Feathered Jurassic Dinosaurs Were Fierce and … Fluffy?

The crow-size <em>Anchiornis huxleyi</em> was downright fluffy, scientists have found.
The crow-size Anchiornis huxleyi was downright fluffy, scientists have found. (Image credit: Rebecca Gelernter)

During the Jurassic period, some feathered dinosaurs — including the 160-million-year-old, crow-size Anchiornis huxleyi — were downright fluffy, unlike many of their sleek, modern bird relatives, a new study finds.

The finding shows that the feathers of Anchiornis, and another feathered dinosaur known as Sinosauropteryx, were simpler — and fluffier — than previously thought. Moreover, the dinosaur fossils in the study indicate that modern wings and feathers likely developed later along the evolutionary timeline than researchers had assumed.

"Overall, it does suggest that truly modern feathers and wings could have evolved later in time or in extinct bird lineages more closely related to modern birds than we might have expected," Evan Saitta, a paleontologist at the University of Bristol in the United Kingdom, who conducted the research, told Live Science. [Images: These Downy Dinosaurs Sported Feathers]

To investigate, Saitta and his colleagues examined the fossils of complete dinosaurs, as well as dinosaur feathers that had fallen off and fossilized. During their analysis, the researchers paid close attention to each feather's anatomy, including the rachis (the hard stem) and the barbicels — the hooked filaments that lock the individual fibers, called barbs, of a feather together.

An artistic rendering of the Anchiornis. (Image credit: Rebecca Gelernter)

The researchers discovered that the outer, contour feathers found on the torso and limbs of Anchiornis had short stems and no barbicels. This means that the feathers branched out like plumes, giving the dinosaur a soft, fluffy appearance. These prehistoric, fluffy feathers are similar to those of a dove, which also has open and separated barbs.
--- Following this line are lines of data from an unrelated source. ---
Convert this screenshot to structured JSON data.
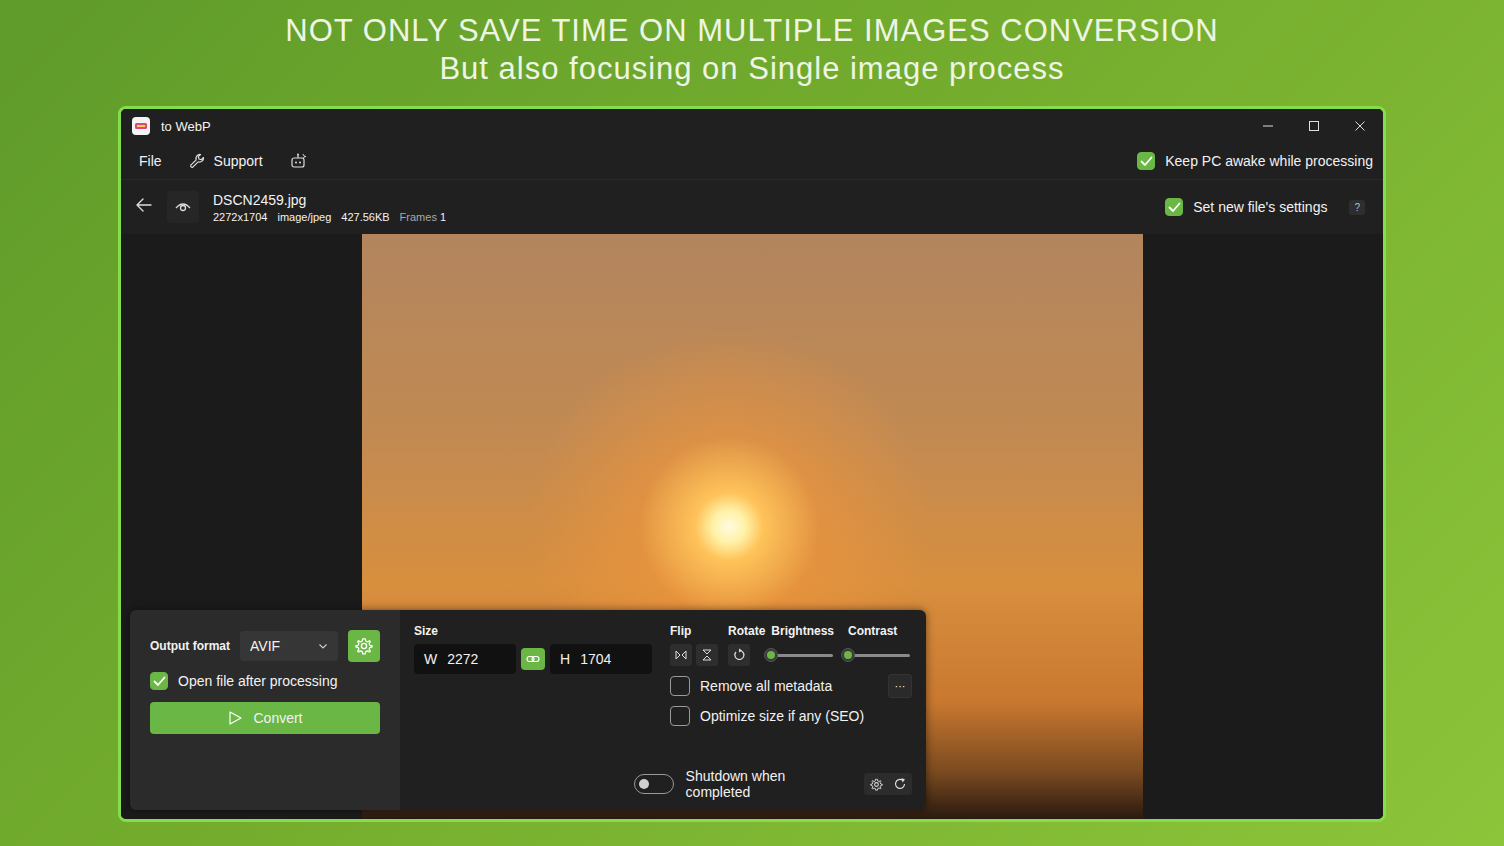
{
  "headline": [
    "NOT ONLY SAVE TIME ON MULTIPLE IMAGES CONVERSION",
    "But also focusing on Single image process"
  ],
  "window": {
    "title": "to WebP"
  },
  "menu": [
    {
      "label": "File"
    },
    {
      "label": "Support"
    }
  ],
  "keep_awake": {
    "label": "Keep PC awake while processing",
    "checked": true
  },
  "file": {
    "name": "DSCN2459.jpg",
    "dimensions": "2272x1704",
    "mime": "image/jpeg",
    "size": "427.56KB",
    "frames_label": "Frames",
    "frames": "1"
  },
  "new_file_settings": {
    "label": "Set new file's settings",
    "checked": true,
    "help": "?"
  },
  "panel": {
    "output_format": {
      "label": "Output format",
      "value": "AVIF"
    },
    "open_after": {
      "label": "Open file after processing",
      "checked": true
    },
    "convert": {
      "label": "Convert"
    },
    "size": {
      "label": "Size",
      "width_prefix": "W",
      "width": "2272",
      "height_prefix": "H",
      "height": "1704",
      "linked": true
    },
    "flip": {
      "label": "Flip"
    },
    "rotate": {
      "label": "Rotate"
    },
    "brightness": {
      "label": "Brightness",
      "level": 0
    },
    "contrast": {
      "label": "Contrast",
      "level": 0
    },
    "options": [
      {
        "label": "Remove all metadata",
        "checked": false
      },
      {
        "label": "Optimize size if any (SEO)",
        "checked": false
      }
    ],
    "more_button": "···",
    "shutdown": {
      "label": "Shutdown when completed",
      "on": false
    }
  }
}
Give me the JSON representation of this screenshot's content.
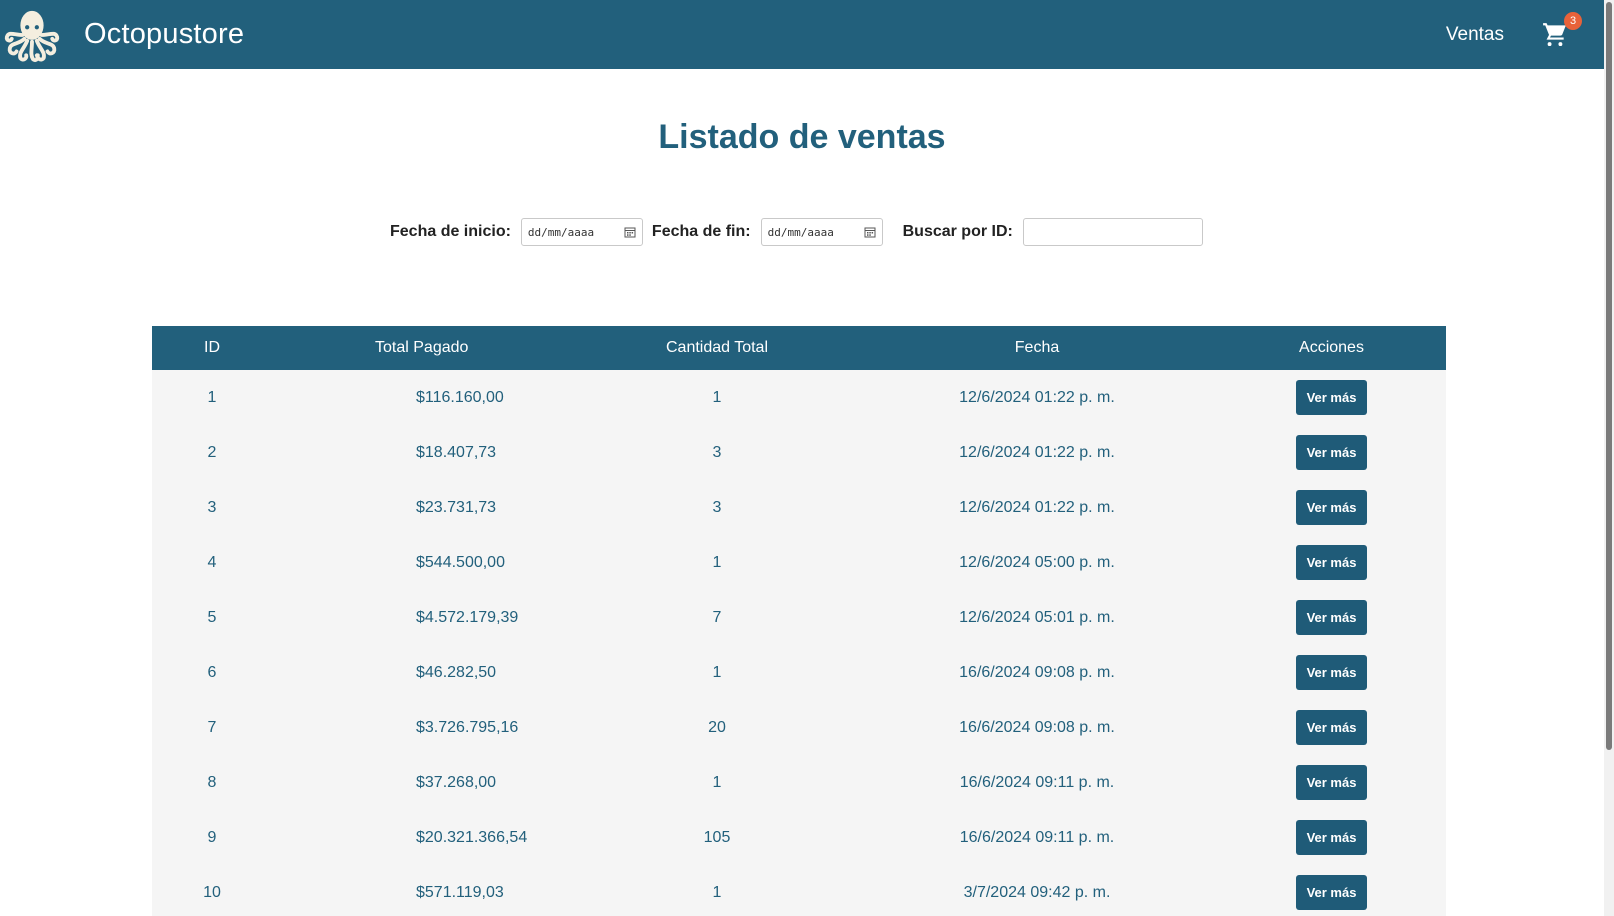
{
  "navbar": {
    "brand": "Octopustore",
    "nav_link": "Ventas",
    "cart_count": "3",
    "cart_icon": "shopping-cart-icon",
    "logo_icon": "octopus-logo-icon",
    "bg_color": "#22607c"
  },
  "main": {
    "title": "Listado de ventas"
  },
  "filters": {
    "start_label": "Fecha de inicio:",
    "start_placeholder": "dd/mm/aaaa",
    "end_label": "Fecha de fin:",
    "end_placeholder": "dd/mm/aaaa",
    "search_label": "Buscar por ID:",
    "search_value": ""
  },
  "table": {
    "headers": [
      "ID",
      "Total Pagado",
      "Cantidad Total",
      "Fecha",
      "Acciones"
    ],
    "action_label": "Ver más",
    "rows": [
      {
        "id": "1",
        "total": "$116.160,00",
        "qty": "1",
        "date": "12/6/2024 01:22 p. m."
      },
      {
        "id": "2",
        "total": "$18.407,73",
        "qty": "3",
        "date": "12/6/2024 01:22 p. m."
      },
      {
        "id": "3",
        "total": "$23.731,73",
        "qty": "3",
        "date": "12/6/2024 01:22 p. m."
      },
      {
        "id": "4",
        "total": "$544.500,00",
        "qty": "1",
        "date": "12/6/2024 05:00 p. m."
      },
      {
        "id": "5",
        "total": "$4.572.179,39",
        "qty": "7",
        "date": "12/6/2024 05:01 p. m."
      },
      {
        "id": "6",
        "total": "$46.282,50",
        "qty": "1",
        "date": "16/6/2024 09:08 p. m."
      },
      {
        "id": "7",
        "total": "$3.726.795,16",
        "qty": "20",
        "date": "16/6/2024 09:08 p. m."
      },
      {
        "id": "8",
        "total": "$37.268,00",
        "qty": "1",
        "date": "16/6/2024 09:11 p. m."
      },
      {
        "id": "9",
        "total": "$20.321.366,54",
        "qty": "105",
        "date": "16/6/2024 09:11 p. m."
      },
      {
        "id": "10",
        "total": "$571.119,03",
        "qty": "1",
        "date": "3/7/2024 09:42 p. m."
      }
    ]
  }
}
In contrast, most modern bird feathers have a long stem and a network of barbicels that holds feathers together in a sleek, streamlined way that helps reduce drag during flight, the researchers said.

Meanwhile, contour feathers of the Sinosauropteryx lacked rachises altogether. Instead, these dinosaurs had feathery tufts emerging from their bodies. These findings still have to be confirmed, though, because fossils of stand-alone Sinosauropteryx feathers have yet to be discovered. Rather, the researchers made assumptions based on the imprints surrounding a fossil of the dinosaur.

Anchiormis can also be distinguished from modern birds because it had multiple rows of long, droopy feathers on its four wings and tail, suggesting that it engaged in "wing-assisted leaping," or gliding, rather than true flight, the researchers said. In contrast, most modern birds have aerodynamic, asymmetrical feathers in just one single row on their two wings, they said.

Until this research, scientists had never observed feathers with a short rachis and long, separated barbs that branch out symmetrically as they do in Anchiornis, according to the study.

"The paper helps to fill in a gap with regards to the forms primitive feathers took," Saitta said.

In addition, the findings suggest that the fluffy, down-like feathers of Anchiornis made the dinosaur an ineffective flyer, but, like a winter coat, the feathers likely helped it keep warm.

Saitta and his colleagues plan to keep searching for more feathered dinosaurs, which might provide evidence that will help them study how primitive wings and feathers fit into the evolutionary timeline that eventually gave rise to birds.

A fossil of individual Anchiornis feathers next to a fossil of feathers resembling those of modern birds. (Image credit: University of Bristol)

"Working out these relationships will help determine the timing and patterns of feather evolution," he said. "I cannot give you any precise geologic dates for these, though. There are a lot more fossils to be found."

The study was published online today (Nov. 28) in the journal Palaeontology.

Original article on Live Science.

Dan Robitzski
Staff Writer
Dan Robitzski is a staff writer for Live Science and also finishing up his master's degree at NYU's Science, Healthy & Environmental Reporting Program. Formerly a neuroscientist, Dan decided to switch to journalism and writing so that he could talk about transparency and accessibility issues within science. When he's not writing, he's either getting beaten up at fencing practice or enduring the dog breath of his tiny, affectionate Chihuahua. He also spends too much time on Twitter at @danrobitzski.